» At work, we're naming a bunch of new paint colors. To help keep us in the right frame of mind, I burned a CD of appropriate color-naming songs. Here's the song list. On my way into work, I realized that I'd made a huge oversight by not including Prince's "Purple Rain."

» Another NYU suicide. We know suicides come in clusters, but still... What the hell is going on there?

- Daryl

Location, location, etc.

» When I lived in central Pennsylvania, I figured at some point I would buy a house. You can buy a townhome in downtown Carlisle for $60,000. At the edge of the town, $100,000 will buy you a house and an acre of land. (Example.)

Now let's talk about Brooklyn. A block away from my current apartment, a developer is rennovating an old Catholic school into condominiums. It's on a quiet street in a mid-level neighborhood (Greenwood Heights/South Park Slope), but certainly not a trendy place to be. The condos are now up for sale, so I decided to check out the web site on the sign and see how much they cost. I knew I wouldn't be able to afford one, naturally, but I was curious.

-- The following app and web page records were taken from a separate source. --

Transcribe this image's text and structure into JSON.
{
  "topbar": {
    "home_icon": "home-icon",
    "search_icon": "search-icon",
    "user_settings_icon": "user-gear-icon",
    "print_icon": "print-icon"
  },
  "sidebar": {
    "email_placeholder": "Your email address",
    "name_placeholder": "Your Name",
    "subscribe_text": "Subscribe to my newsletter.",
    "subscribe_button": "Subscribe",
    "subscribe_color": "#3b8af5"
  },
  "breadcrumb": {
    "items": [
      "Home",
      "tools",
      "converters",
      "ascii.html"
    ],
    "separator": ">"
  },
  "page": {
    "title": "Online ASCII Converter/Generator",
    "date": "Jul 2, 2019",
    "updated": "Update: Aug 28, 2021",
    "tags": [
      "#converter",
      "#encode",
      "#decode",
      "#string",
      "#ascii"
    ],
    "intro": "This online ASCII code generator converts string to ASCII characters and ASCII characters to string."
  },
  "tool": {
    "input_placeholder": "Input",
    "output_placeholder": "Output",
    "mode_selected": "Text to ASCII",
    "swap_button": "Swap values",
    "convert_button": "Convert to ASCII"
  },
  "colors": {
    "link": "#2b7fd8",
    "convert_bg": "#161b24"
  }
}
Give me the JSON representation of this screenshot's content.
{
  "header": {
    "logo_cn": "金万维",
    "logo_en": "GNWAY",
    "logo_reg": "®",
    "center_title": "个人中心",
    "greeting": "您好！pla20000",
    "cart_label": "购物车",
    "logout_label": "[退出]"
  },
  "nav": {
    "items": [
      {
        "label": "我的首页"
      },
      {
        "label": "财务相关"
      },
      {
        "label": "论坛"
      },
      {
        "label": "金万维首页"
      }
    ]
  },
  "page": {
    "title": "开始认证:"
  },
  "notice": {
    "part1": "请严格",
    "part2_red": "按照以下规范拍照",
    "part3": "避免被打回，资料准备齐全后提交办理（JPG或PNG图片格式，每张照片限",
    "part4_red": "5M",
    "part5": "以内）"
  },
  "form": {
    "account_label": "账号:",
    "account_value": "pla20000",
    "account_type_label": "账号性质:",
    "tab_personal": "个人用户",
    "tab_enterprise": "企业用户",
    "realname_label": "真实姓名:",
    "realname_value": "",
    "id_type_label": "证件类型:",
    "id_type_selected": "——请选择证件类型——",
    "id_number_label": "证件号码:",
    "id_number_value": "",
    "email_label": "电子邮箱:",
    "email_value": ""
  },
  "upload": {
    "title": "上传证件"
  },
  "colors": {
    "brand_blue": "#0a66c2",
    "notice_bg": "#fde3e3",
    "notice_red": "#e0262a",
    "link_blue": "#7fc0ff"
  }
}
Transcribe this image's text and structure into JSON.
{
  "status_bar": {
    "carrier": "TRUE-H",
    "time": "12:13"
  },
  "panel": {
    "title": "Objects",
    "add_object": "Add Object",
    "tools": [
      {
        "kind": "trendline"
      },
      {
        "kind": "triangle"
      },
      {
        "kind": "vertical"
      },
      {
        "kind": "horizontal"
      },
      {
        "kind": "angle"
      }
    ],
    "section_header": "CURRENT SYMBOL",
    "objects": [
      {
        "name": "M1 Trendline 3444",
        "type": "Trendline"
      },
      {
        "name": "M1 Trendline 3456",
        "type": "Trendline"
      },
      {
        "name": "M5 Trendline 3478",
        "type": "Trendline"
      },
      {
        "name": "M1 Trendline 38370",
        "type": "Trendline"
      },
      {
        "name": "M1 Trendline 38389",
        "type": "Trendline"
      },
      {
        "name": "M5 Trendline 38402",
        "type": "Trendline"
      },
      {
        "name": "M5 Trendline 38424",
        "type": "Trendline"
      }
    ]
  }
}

There are 38 units for sale. The cheapest is a 1,095-square-foot studio apartment that includes one room, a kitchenette, a bathroom, and a small patio. This shoebox worth of New York City living space can be yours for just $335,000, plus a monthly commons charge of $256. If you want to go upscale (ie. more than one room) you can get a 1-bedroom apartment for half a mil. A 3-bedroom unit, with a mezzanine and a balcony, costs a cool $1.1 million. If you bought a $1 million home in central Pennsylvania, you would easily own one of the nicest houses around, the kind people would drive past and take photos of. Here you have to be rich just to own anything.

- Daryl

Hacking an E-ZPass

» Since I sold my car last month, I've had my old E-ZPass sitting on my desk. It's a pretty good paperweight, surprisingly heavy for a little plastic box. But I kept wondering what's inside it. There's no obvious way to crack the thing open; it's sealed on all sides. But my curiosity got the best of me. (Don't you ever wonder how something works?) I hacked it open with a saw and a flat-head screw driver. Here's what's I found:

EZ-Pass broken open

I figured there would be nothing more inside than a flat coil of wire, like the ones CD stores use to prevent shoplifting. But, wonder of all wonders, it's actually a fairly complex device. Inside is a circuit board (called a "256-bit transponder") with a 3.6-volt Tadiran lithium battery. Before, I just assumed that EZ-Pass didn't need a battery because it was activated by a radio signal sent from the toll booth. How long does the battery last, and what happens when it dies? I also wonder if an extrermely skilled computer person could reprogram an E-ZPass in such a way as to defeat paying the toll. I doubt it — It's probably a virtually hack-proof system, like the MTA MetroCard. Of course, now that I've utterly destroyed this EZ-Pass, I probably can't send it back to reclaim my $25 deposit.

» Lest you think I spent my entire Sunday afternoon dwelling on pointless details, let me tell you that I also did my taxes. Bleh. I used a free online service called TaxACT, which I found via the IRS web site. I'll let you know if I have any problems with it, but so far so good.

- Daryl

And I don't even get cable

» My cell phone rang at 2:18 a.m. this morning as I was walking home from a party. "Unknown number" the screen said. Of course I answered it. Here is my recollection of the conversation.

Me: Hello?
Dude's voice: Hello?
Me: Hello?
Dude: Yes, hello? This is the cable company.
Me: I'm sorry, I think you have the wrong number.
Dude: No, this is not a wrong number! I'm calling from the cable company.
Me: Oh really.
Dude: I'm calling about a $200 debt you owe the cable company. I need your name for verification.
Me: Like hell you're from the cable company!! The cable company doesn't call people at 2 a.m.!!
Dude: No, really! This is an emergency call from the cable company. I need your name for verification.
Me: Well, first tell me your name.
Dude: This is Raquel from the cable company. I need your name in regards to a $200 debt you owe the cable company.
Me: If you're really from the cable company, what's my account number?
Dude: It's, um.... (click)

At that point, the call ended. And I don't even know where I'm supposed to send my $200!

- Daryl

"All That We Let In" - Indigo Girls - 3.11.04